Almost all educators believe in the importance of relationships in the teaching and learning processes. Moreover, most every study of educational success—particularly for students of color and low-income students—finds that relationships with teachers and peers significantly influence how well students do in school. As master educator Rita Pierson notes in her TED Talk Every Child Needs a Champion, “children don’t learn from people they don’t like.” And yet, too often there is not adequate time, space, or opportunity to build the kinds of relationships we know matter for students, particularly in secondary schools where teachers see so many students throughout the day. In turn, in an effort to be more intentional and strategic in providing time and opportunity to build relationships we have created the Relationship Initiative Handbook—a document that provides two weeks of ice-breakers, activities, and closing circles for educators to use district-wide.
The activities outlined may be used as proposed—in full day sequences, or they may be used differently. For example, you may want to do an ice-breaker OR a main activity each day and spend four rather than two weeks on this project. Or, you may want to do the first four days and then one day once a week for the remainder of the semester. You may also want to re-order the days—this will be especially likely if you decide not to do the two weeks consecutively. For example, it might make more sense to do “What Should Our Norms Be?” in the first week of school if you do not plan to get to the second week until later in the semester.

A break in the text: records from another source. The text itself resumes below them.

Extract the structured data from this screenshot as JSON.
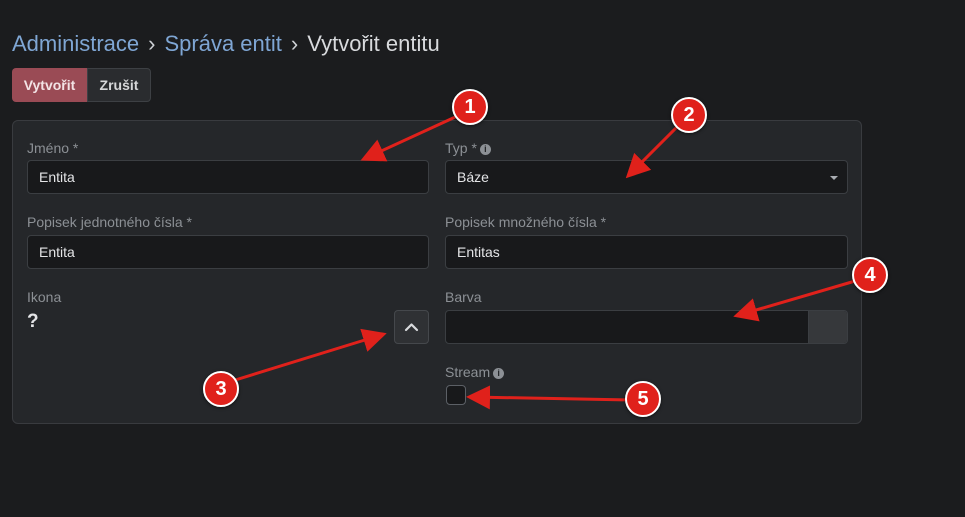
{
  "breadcrumb": {
    "items": [
      "Administrace",
      "Správa entit"
    ],
    "current": "Vytvořit entitu",
    "separator": "›"
  },
  "actions": {
    "create_label": "Vytvořit",
    "cancel_label": "Zrušit"
  },
  "form": {
    "name": {
      "label": "Jméno *",
      "value": "Entita"
    },
    "type": {
      "label": "Typ *",
      "value": "Báze"
    },
    "singular": {
      "label": "Popisek jednotného čísla *",
      "value": "Entita"
    },
    "plural": {
      "label": "Popisek množného čísla *",
      "value": "Entitas"
    },
    "icon": {
      "label": "Ikona",
      "value": "?"
    },
    "color": {
      "label": "Barva",
      "value": ""
    },
    "stream": {
      "label": "Stream",
      "checked": false
    }
  },
  "annotations": [
    "1",
    "2",
    "3",
    "4",
    "5"
  ],
  "colors": {
    "accent": "#9a4b55",
    "marker": "#e0211b",
    "link": "#7fa6d4"
  },
  "icons": [
    "info-icon",
    "chevron-up-icon",
    "caret-down-icon"
  ]
}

There are no limits to how this document can be used. Be as creative as possible! If you have better ideas for how to address similar content, do them! And don’t just do them, share them with your colleagues, your administrators, the superintendent, and district consultants. It is not the intention of this initiative to make everyone do the same thing in the exact same way. Rather, the goal is to provide enough resources that everyone will do something deep and meaningful with their students and to make it as simple as possible for educators to implement. If you do decide to do something different with your students or to tweak what is here, remember to ask yourself, “Am I taking my students on a RIDE?” Is this lesson:
R elevant to their lives?
I nteresting to my students and taught in ways that are pedagogically engaging?
D iverse in reflecting our school, community and the broader world?
E mpowering of student voice?
Finally, to the extent possible, educators should participate in all of the activities their students will be participating in. Relationships go two ways. You cannot have connections with students who do not have connections with you. It is not fair or appropriate to ask students to share about their lives, experiences, hopes and dreams if you are not willing to do the same.